- **Data supplied**:
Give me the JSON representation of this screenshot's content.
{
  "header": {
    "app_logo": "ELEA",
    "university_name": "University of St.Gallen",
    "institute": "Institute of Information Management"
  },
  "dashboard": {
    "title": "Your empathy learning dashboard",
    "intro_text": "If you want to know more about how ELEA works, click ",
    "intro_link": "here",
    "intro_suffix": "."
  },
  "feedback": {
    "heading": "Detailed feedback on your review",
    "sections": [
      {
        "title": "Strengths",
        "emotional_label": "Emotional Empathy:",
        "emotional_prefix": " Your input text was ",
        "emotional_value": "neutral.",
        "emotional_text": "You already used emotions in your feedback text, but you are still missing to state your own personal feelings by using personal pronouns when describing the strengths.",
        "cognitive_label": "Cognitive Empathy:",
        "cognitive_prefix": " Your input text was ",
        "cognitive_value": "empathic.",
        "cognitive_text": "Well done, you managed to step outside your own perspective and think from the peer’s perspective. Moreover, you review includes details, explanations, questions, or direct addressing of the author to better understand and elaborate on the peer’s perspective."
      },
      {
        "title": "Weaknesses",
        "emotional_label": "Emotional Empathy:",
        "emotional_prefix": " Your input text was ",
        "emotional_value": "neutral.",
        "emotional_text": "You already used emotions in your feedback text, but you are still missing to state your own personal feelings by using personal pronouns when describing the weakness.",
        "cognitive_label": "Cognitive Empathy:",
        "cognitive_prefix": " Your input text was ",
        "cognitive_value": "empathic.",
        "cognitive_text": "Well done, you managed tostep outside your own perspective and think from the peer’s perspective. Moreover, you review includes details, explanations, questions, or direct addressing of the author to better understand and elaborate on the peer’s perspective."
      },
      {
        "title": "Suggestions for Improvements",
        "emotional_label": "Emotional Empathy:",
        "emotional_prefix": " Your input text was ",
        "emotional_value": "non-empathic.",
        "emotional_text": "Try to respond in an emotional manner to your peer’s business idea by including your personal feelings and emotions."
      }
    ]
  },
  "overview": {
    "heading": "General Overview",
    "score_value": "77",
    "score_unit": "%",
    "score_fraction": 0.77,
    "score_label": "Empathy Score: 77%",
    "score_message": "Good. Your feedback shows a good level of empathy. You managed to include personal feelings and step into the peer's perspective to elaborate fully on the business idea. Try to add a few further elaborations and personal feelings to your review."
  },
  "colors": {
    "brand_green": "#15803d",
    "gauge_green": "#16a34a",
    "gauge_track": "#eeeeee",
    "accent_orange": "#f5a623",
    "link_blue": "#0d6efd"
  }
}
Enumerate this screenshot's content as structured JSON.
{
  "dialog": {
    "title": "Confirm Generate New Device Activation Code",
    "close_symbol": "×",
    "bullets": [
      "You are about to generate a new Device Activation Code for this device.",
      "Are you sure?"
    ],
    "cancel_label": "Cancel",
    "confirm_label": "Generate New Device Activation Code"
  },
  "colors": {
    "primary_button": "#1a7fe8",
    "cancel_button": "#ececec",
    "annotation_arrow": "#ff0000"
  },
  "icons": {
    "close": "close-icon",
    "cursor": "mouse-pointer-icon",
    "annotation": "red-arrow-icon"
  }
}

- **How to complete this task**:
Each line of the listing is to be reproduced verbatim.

- **Answer box**:
Give me the JSON representation of this screenshot's content.
{
  "header": {
    "app_logo": "ELEA",
    "university_name": "University of St.Gallen",
    "institute": "Institute of Information Management"
  },
  "dashboard": {
    "title": "Your empathy learning dashboard",
    "intro_text": "If you want to know more about how ELEA works, click ",
    "intro_link": "here",
    "intro_suffix": "."
  },
  "feedback": {
    "heading": "Detailed feedback on your review",
    "sections": [
      {
        "title": "Strengths",
        "emotional_label": "Emotional Empathy:",
        "emotional_prefix": " Your input text was ",
        "emotional_value": "neutral.",
        "emotional_text": "You already used emotions in your feedback text, but you are still missing to state your own personal feelings by using personal pronouns when describing the strengths.",
        "cognitive_label": "Cognitive Empathy:",
        "cognitive_prefix": " Your input text was ",
        "cognitive_value": "empathic.",
        "cognitive_text": "Well done, you managed to step outside your own perspective and think from the peer’s perspective. Moreover, you review includes details, explanations, questions, or direct addressing of the author to better understand and elaborate on the peer’s perspective."
      },
      {
        "title": "Weaknesses",
        "emotional_label": "Emotional Empathy:",
        "emotional_prefix": " Your input text was ",
        "emotional_value": "neutral.",
        "emotional_text": "You already used emotions in your feedback text, but you are still missing to state your own personal feelings by using personal pronouns when describing the weakness.",
        "cognitive_label": "Cognitive Empathy:",
        "cognitive_prefix": " Your input text was ",
        "cognitive_value": "empathic.",
        "cognitive_text": "Well done, you managed tostep outside your own perspective and think from the peer’s perspective. Moreover, you review includes details, explanations, questions, or direct addressing of the author to better understand and elaborate on the peer’s perspective."
      },
      {
        "title": "Suggestions for Improvements",
        "emotional_label": "Emotional Empathy:",
        "emotional_prefix": " Your input text was ",
        "emotional_value": "non-empathic.",
        "emotional_text": "Try to respond in an emotional manner to your peer’s business idea by including your personal feelings and emotions."
      }
    ]
  },
  "overview": {
    "heading": "General Overview",
    "score_value": "77",
    "score_unit": "%",
    "score_fraction": 0.77,
    "score_label": "Empathy Score: 77%",
    "score_message": "Good. Your feedback shows a good level of empathy. You managed to include personal feelings and step into the peer's perspective to elaborate fully on the business idea. Try to add a few further elaborations and personal feelings to your review."
  },
  "colors": {
    "brand_green": "#15803d",
    "gauge_green": "#16a34a",
    "gauge_track": "#eeeeee",
    "accent_orange": "#f5a623",
    "link_blue": "#0d6efd"
  }
}
Enumerate this screenshot's content as structured JSON.
{
  "dialog": {
    "title": "Confirm Generate New Device Activation Code",
    "close_symbol": "×",
    "bullets": [
      "You are about to generate a new Device Activation Code for this device.",
      "Are you sure?"
    ],
    "cancel_label": "Cancel",
    "confirm_label": "Generate New Device Activation Code"
  },
  "colors": {
    "primary_button": "#1a7fe8",
    "cancel_button": "#ececec",
    "annotation_arrow": "#ff0000"
  },
  "icons": {
    "close": "close-icon",
    "cursor": "mouse-pointer-icon",
    "annotation": "red-arrow-icon"
  }
}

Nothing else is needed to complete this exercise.